Student Spotlight: Assessing safety of Ghana's staple kulikuli, khebab powder

By Christy Fricks
University of Georgia, Peanut & Mycotoxin Innovation Lab


Sylvia Baah-Tuahene is a PMIL supported student at the University of Ghana as part of a capacity building effort through the "Ghana Peanut Value Chain Interventions" project. She recently completed her MPhil research on surveying peanut and peanut based products that are produced by women processors in three different regions in Ghana.

Her research thesis, “Assessment and Safety Improvement of Peanut Based By-Products from Peanut Oil Processing: Kulikuli and Khebab Powder,” provides an informative picture of the quality of peanut based products and where in the process aflatoxin contamination may be introduced and/or reduced.

Sylvia was co-supervised by PMIL Collaborator Professor Agnes Budu, and Prof. F. K. Saalia. She will graduate on the 13th of November 2015 with a Masters in Food Science.

PMIL: How did you become interested in studying groundnut production?

Baah-Tuahene: "Peanut is a highly nutritious legume grown in Ghana and worldwide and plays an important role in food and nutritional security especially in poor communities. It is produced, consumed and utilized in various forms in my country.
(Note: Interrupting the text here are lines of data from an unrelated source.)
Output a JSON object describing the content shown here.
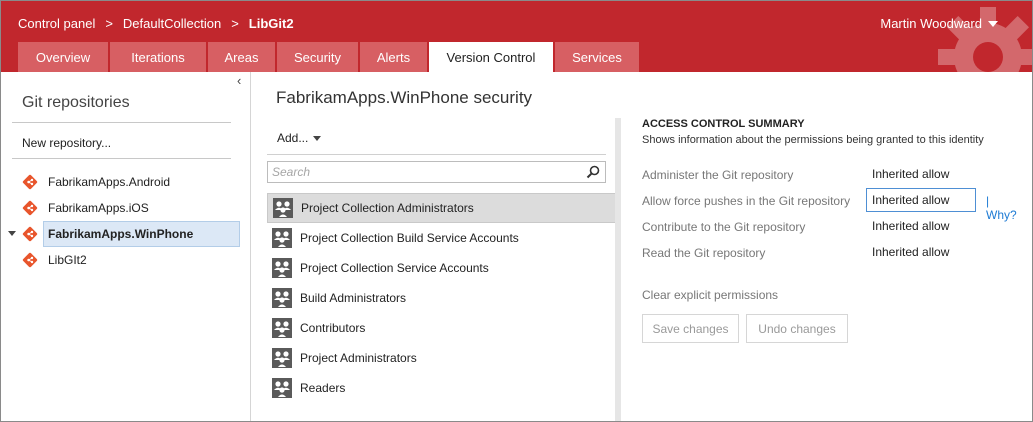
{
  "header": {
    "breadcrumb": [
      "Control panel",
      "DefaultCollection",
      "LibGit2"
    ],
    "separator": ">",
    "user": "Martin Woodward",
    "tabs": [
      {
        "label": "Overview",
        "active": false
      },
      {
        "label": "Iterations",
        "active": false
      },
      {
        "label": "Areas",
        "active": false
      },
      {
        "label": "Security",
        "active": false
      },
      {
        "label": "Alerts",
        "active": false
      },
      {
        "label": "Version Control",
        "active": true
      },
      {
        "label": "Services",
        "active": false
      }
    ],
    "colors": {
      "bar": "#c1272d",
      "tab": "#d75f63"
    }
  },
  "left_panel": {
    "collapse_glyph": "‹",
    "title": "Git repositories",
    "new_repo": "New repository...",
    "repos": [
      {
        "label": "FabrikamApps.Android",
        "selected": false,
        "icon": "git-repo-icon"
      },
      {
        "label": "FabrikamApps.iOS",
        "selected": false,
        "icon": "git-repo-icon"
      },
      {
        "label": "FabrikamApps.WinPhone",
        "selected": true,
        "icon": "git-repo-icon"
      },
      {
        "label": "LibGIt2",
        "selected": false,
        "icon": "git-repo-icon"
      }
    ]
  },
  "main": {
    "title": "FabrikamApps.WinPhone security",
    "add_label": "Add...",
    "search_placeholder": "Search",
    "groups": [
      {
        "label": "Project Collection Administrators",
        "selected": true
      },
      {
        "label": "Project Collection Build Service Accounts",
        "selected": false
      },
      {
        "label": "Project Collection Service Accounts",
        "selected": false
      },
      {
        "label": "Build Administrators",
        "selected": false
      },
      {
        "label": "Contributors",
        "selected": false
      },
      {
        "label": "Project Administrators",
        "selected": false
      },
      {
        "label": "Readers",
        "selected": false
      }
    ]
  },
  "access_control": {
    "title": "ACCESS CONTROL SUMMARY",
    "subtitle": "Shows information about the permissions being granted to this identity",
    "permissions": [
      {
        "name": "Administer the Git repository",
        "value": "Inherited allow"
      },
      {
        "name": "Allow force pushes in the Git repository",
        "value": "Inherited allow",
        "focused": true,
        "why": "| Why?"
      },
      {
        "name": "Contribute to the Git repository",
        "value": "Inherited allow"
      },
      {
        "name": "Read the Git repository",
        "value": "Inherited allow"
      }
    ],
    "clear_label": "Clear explicit permissions",
    "save_label": "Save changes",
    "undo_label": "Undo changes",
    "link_color": "#1e7bd4"
  }
}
Peanuts are however susceptible to aflatoxin contamination through the infestation of aflatoxigenic molds. These aflatoxins are known to have carcinogenic effects on humans and animals.

In recent times, most of the peanuts and the by-products produced for exportation from West African countries including Ghana have been rejected according to Rapid Alert System for Food and Feed (RASSF) notifications.

This is as a result of exceeding levels of aflatoxins beyond the set standards used by various food safety agencies, which range from 4µg/kg for processed peanut products in the European Union (EU), to20µg/kg as established by the Codex Alimentarius Commission. There is therefore the need to put in measures to ensure that excessive levels of aflatoxins are reduced to the barest minimum in peanuts and peanut products to conform to the requirements of food safety regulations.

Some work has been reported on the determination of aflatoxin levels in peanut products in Ghana. However, the traditional production practices of peanut products remain unchanged and the levels of aflatoxins and microbial contamination in peanut products: especially kulikuli and khebab powder remain variable and frequently high. Safety and quality management tools that can eliminate possible hazards during processing have not yet been applied in the artisanal peanut processing industry."

PMIL: What did you initially set out to discover in your peanut research?

Baah-Tuahene: "My research study was mainly on peanut based by-products from peanut oil processing: kulikuli and khebab powder.

I had several goals:

  • To assess the food safety knowledge of peanut oil processors in selected communities in Ghana

  • To observe and document the traditional processing methods of peanut oil and its by products: khebab powder and kulikuli in Ghana

  • To characterize traditionally processed peanut oil and its by-products using their physicochemical properties

  • To determine the level of microbial contamination in peanut products obtained from the traditional processing of peanut oil

  • To determine the level of aflatoxin contamination in traditionally processed peanut oil and its by-products in Ghana

  • To identify the challenges with the implementation of a HACCP system for traditional peanut oil and its by-products"

PMIL: Can you share some of the results of your research?

Baah-Tuahene: "I discovered that the level of aflatoxins and microbial contamination in the peanut products I looked at far exceed the standard limits. Also, despite the fact that all the processors I worked with had a low level of formal education, they were not oblivious to food safety issues.

Some of the challenges I identified are first, the level of education and adaptability of the peanut processors to HACCP (Hazard Analysis and Critical Control Points), and secondly, the ability to monitor the CCPs (Critical Control Points) identified to ensure they are meeting the set standards are challenges that were identified in the implementation of an HACCP system."

PMIL: What are your plans for the future? Will you continue to work with peanuts?

Baah-Tuahene: "My plans are to do more research work on groundnuts and other food products. At the moment am working as a research assistant with my supervisor on the PMIL project. Eventually, I will obtain my PhD and continue to work in academia and research.

I hope that my research work can be applied in safe peanut processing. My findings have shown how peanut products are contaminated with high levels of aflatoxins and harmful microorganisms. This shows the need to educate peanut processors on Good Manufacturing Practices (GMPs) and Good Hygienic Practices (GHPs) as well as the application of HACCP as a food safety management tool so as to ensure that safe peanut products are produced for consumers."

Published September 18, 2015